Apple’s confirmed-but-not-confirmed acquisition this past week of Israeli camera maker LinX has iPhone 7 watchers wishing, begging and hoping that the next great smartphone will incorporate advanced photo-taking technologies.
Neither Apple nor LinX is confirming the buyout, estimated at $20 million by the Wall Street Journal, although Apple did give its standard response that it does sometimes acquire small companies and is not compelled to let the public know.
Assuming this deal is real, Apple watchers have begun slobbering all over themselves in anticipation of improved camera features for the next iPhone. After all, the iPhone is one of the world’s most popular cameras already, and is Number 1 on photo-sharing site Flickr.
LinX boasts of its cameras that provide DSLR-like quality in small form factors for smartphones, tablets and ultrabooks.
From there, the rumors and speculation heat up. MacRumors nicely boils down the possibilities that LinX presents, including technology that will enable Apple to ditch the protruding cameras seen in its latest models, the iPhone 6 and 6 Plus.
“LinX specializes in multi-aperture cameras for mobile devices, which offer several benefits over single aperture cameras, including the ability to pack impressive image quality in a smaller size.”
SLR image quality, including better pictures indoors and in low lighting situations, depth mapping for 3D models, are also possibilities, MacRumors states.
The LinX technology might also help you muck around with your picture focus, after the fact. According to LinX, “We allow Apps to freely use the 3D information captured by our camera to achieve amazing new features such as the ability to refocus an image after it has been captured, measurement of the true dimensions of objects, 3D object modeling and real time background replacement for video calls.
4K for iPhone 7?
Speaking of image quality, rumors popped up this past week that iPhone 7 could glimmer with a 4K “ultra high definition” display thanks to new technology from longtime Apple partner Sharp. Sharp earlier this month showed off a 5.5-inch LCD display with 3860 x 2160 pixel resolution and 806 pixel density per inch in China.
Apple’s current 5.5-inch display on the 6 Plus has1920 x 1080 pixel resolution and a density of 401 ppi.
Boy Genius Report calls the Sharp technology “ridiculous” (in a good way) and seems to think such displays would most likely be for smartphones coming in 2016, not this year.
“Apple has never tried to match competing devices when it comes to specs, and for the time being the company appears to be interested in delivering a Retina experience across devices. But at the same time, Apple does have a 5K iMac in its lineup, as well as support for 4K external displays in certain Macs, and the company is rumored to be working on a top-of-the-line 8K iMac. Thus, it wouldn’t be surprising to see iPhone 7 models of the future with 4K screens.”
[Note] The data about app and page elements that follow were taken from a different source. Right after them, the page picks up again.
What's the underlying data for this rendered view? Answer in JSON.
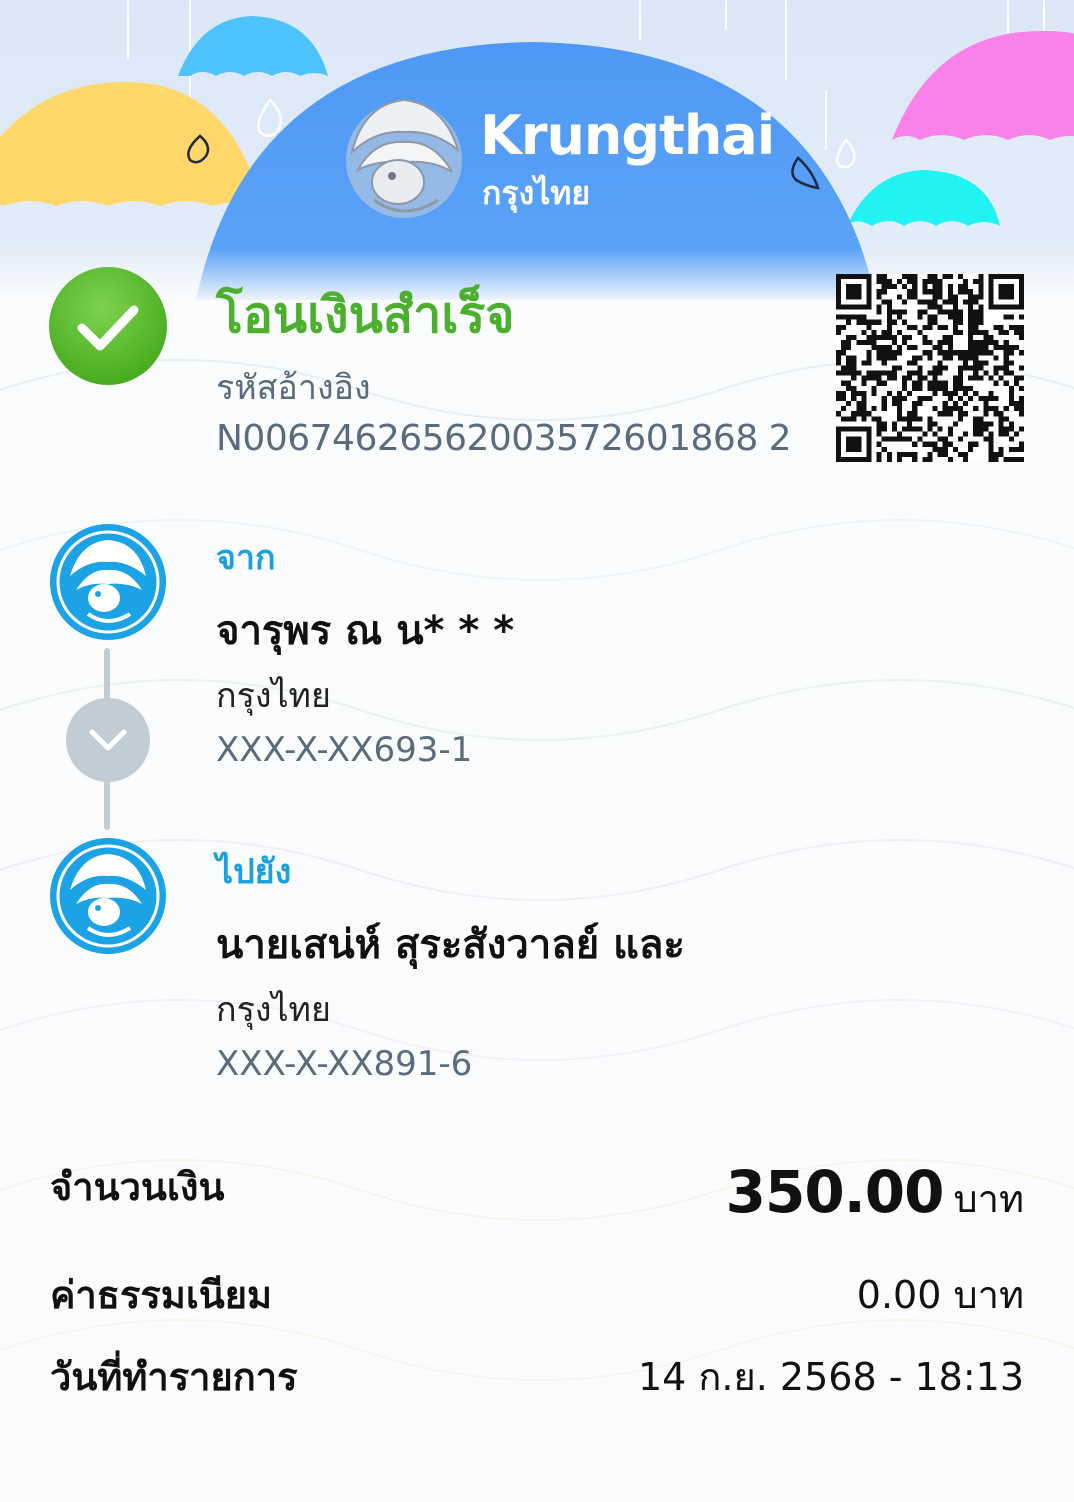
{
  "header": {
    "brand_en": "Krungthai",
    "brand_th": "กรุงไทย",
    "colors": {
      "sky": "#dce8f8",
      "dome": "#569ef7",
      "umbrella_yellow": "#ffd769",
      "umbrella_blue": "#4ec4fb",
      "umbrella_pink": "#fa80ea",
      "umbrella_cyan": "#1ff4f2"
    }
  },
  "status": {
    "title": "โอนเงินสำเร็จ",
    "icon": "check-circle-icon",
    "color": "#4caf2e"
  },
  "reference": {
    "label": "รหัสอ้างอิง",
    "value": "N00674626562003572601868 2"
  },
  "from": {
    "label": "จาก",
    "name": "จารุพร ณ น* * *",
    "bank": "กรุงไทย",
    "account": "XXX-X-XX693-1"
  },
  "to": {
    "label": "ไปยัง",
    "name": "นายเสน่ห์ สุระสังวาลย์ และ",
    "bank": "กรุงไทย",
    "account": "XXX-X-XX891-6"
  },
  "amount": {
    "label": "จำนวนเงิน",
    "value": "350.00",
    "unit": "บาท"
  },
  "fee": {
    "label": "ค่าธรรมเนียม",
    "value": "0.00 บาท"
  },
  "date": {
    "label": "วันที่ทำรายการ",
    "value": "14 ก.ย. 2568 - 18:13"
  }
}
Apple revealed this past week that its annual Worldwide Developers Conference will be held June 8-12 in San Francisco, and pledged that the event would be “The epicenter of change” – a tagline that those hit with earthquakes in that area in the past might not embrace.
Apple is expected to shake up its iOS software, with version 9, and OS X Mac software, as well as revamp the Apple TV. The iOS 9 focus could be more on stability than features. But little is expected in the way of iPhone 7 (or iPhone 6S or 6S Plus smartphones).
Valuewalk laments that “Times have changed from years ago, when Apple used to announce the iPhone in summer. The corporation has since altered its schedule significantly, and now the focus of the WWDC is elsewhere.” Apple has taken to rolling out new iPhones (including the iPhone 6 and 6S) in September rather than June, as it used to do.
As we mentioned in our previous iPhone 7 rumor rollup, the debate about whether Apple will actually introduce an iPhone 6S, 6S Plus or 7 has heated up, with many leaning toward the iPhone 7.